Legendary film critic Roger Ebert has passed away at the age of 70 after a long battle with cancer.
A few days back, I posted a video essay asserting the merits of an obscure adventure game called Cosmology of Kyoto, a game that film critic Roger Ebert reviewed for Wired in 1994.
Ever since he typed the words "Games are not art", Roger Ebert has been vilified by the video game community. But here's something you might not know about him: He once reviewed a video game and loved it.
In the video above, I break down The Cosmology of Kyoto, one of two games that gaming's most notorious critic…
I love the movie Clue. I've seen it over a dozen times. I can quote whole sections verbatim, and any time I feel annoyed by someone, I suffer from flames on the side of my face and heaving breaths. The board game is great, but the movie will always be the Clue that has my heart.
Roger Ebert is a very smart man and a very sharp and entertaining writer who just happens to think very, very poorly of video games.
While famed film critic Roger Ebert says he still hasn't changed his mind about video games, and his view that they can't be art, he recently pointed his nearly 400,000-strong Twitter followomg to what he called a "well-written defense of video games" by musician Blake Williams. Here is the article, with permission,…
This past April, film critic Roger Ebert wrote a post called "Video games can never be art" that carried dogmatic statements like this:
Roger Ebert did a brave thing today, a terrible thing today: He admitted that he was wrong and said he has no plans on rectifying that.
"I was a fool for mentioning video games in the first place," writes the famed movie critic. "I would never express an opinion on a movie I hadn't seen."
Did you know Samoa Joe is an excellent pro wrestler? He is. But if that doesn't win you over, perhaps his recent Tweets about video games will.

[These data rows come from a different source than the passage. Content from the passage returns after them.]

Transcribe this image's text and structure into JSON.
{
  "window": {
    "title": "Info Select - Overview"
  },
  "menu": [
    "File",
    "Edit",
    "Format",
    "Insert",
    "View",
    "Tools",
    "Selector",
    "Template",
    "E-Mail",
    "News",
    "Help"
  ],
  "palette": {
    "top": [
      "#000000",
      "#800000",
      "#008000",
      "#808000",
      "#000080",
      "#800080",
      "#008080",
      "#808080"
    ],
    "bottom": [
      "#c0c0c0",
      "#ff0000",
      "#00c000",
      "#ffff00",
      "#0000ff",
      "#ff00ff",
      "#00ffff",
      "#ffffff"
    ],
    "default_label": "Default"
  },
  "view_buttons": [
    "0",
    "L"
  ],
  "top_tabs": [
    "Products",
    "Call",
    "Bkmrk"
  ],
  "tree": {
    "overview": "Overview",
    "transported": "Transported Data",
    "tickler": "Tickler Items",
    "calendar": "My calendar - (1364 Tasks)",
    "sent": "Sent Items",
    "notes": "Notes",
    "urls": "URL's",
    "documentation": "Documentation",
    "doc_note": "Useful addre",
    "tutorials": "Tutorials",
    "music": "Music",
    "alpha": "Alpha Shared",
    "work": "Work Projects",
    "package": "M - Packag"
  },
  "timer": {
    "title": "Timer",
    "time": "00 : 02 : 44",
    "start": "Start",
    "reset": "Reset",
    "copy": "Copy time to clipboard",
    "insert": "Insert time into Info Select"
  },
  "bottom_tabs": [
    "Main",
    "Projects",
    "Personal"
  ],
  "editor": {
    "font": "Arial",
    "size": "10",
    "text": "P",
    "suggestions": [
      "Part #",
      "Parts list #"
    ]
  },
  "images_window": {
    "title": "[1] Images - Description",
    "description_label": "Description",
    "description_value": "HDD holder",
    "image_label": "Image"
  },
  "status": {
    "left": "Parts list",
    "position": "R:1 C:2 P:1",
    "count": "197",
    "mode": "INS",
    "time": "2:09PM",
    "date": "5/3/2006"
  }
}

Spoiler: He doesn't side with Roger Ebert in the games-as-art debate.
Kellee Santiago, the game developer whose recent talk about games and art was critiqued by Roger Ebert, is ready to move on. But first, she has an argument to defend and an offer to make.
Dear Mr. Ebert,
The Chicago Sun-Times film critic has finally revisited his old contention that games can never be art, to defend it "in principle," and to dispute about that which cannot be disputed.
Respected film critic Roger Ebert may still be on the wrong side of the games-as-art debate, but he's slowly coming around, conceding that games are getting better, though he'd rather be knitting.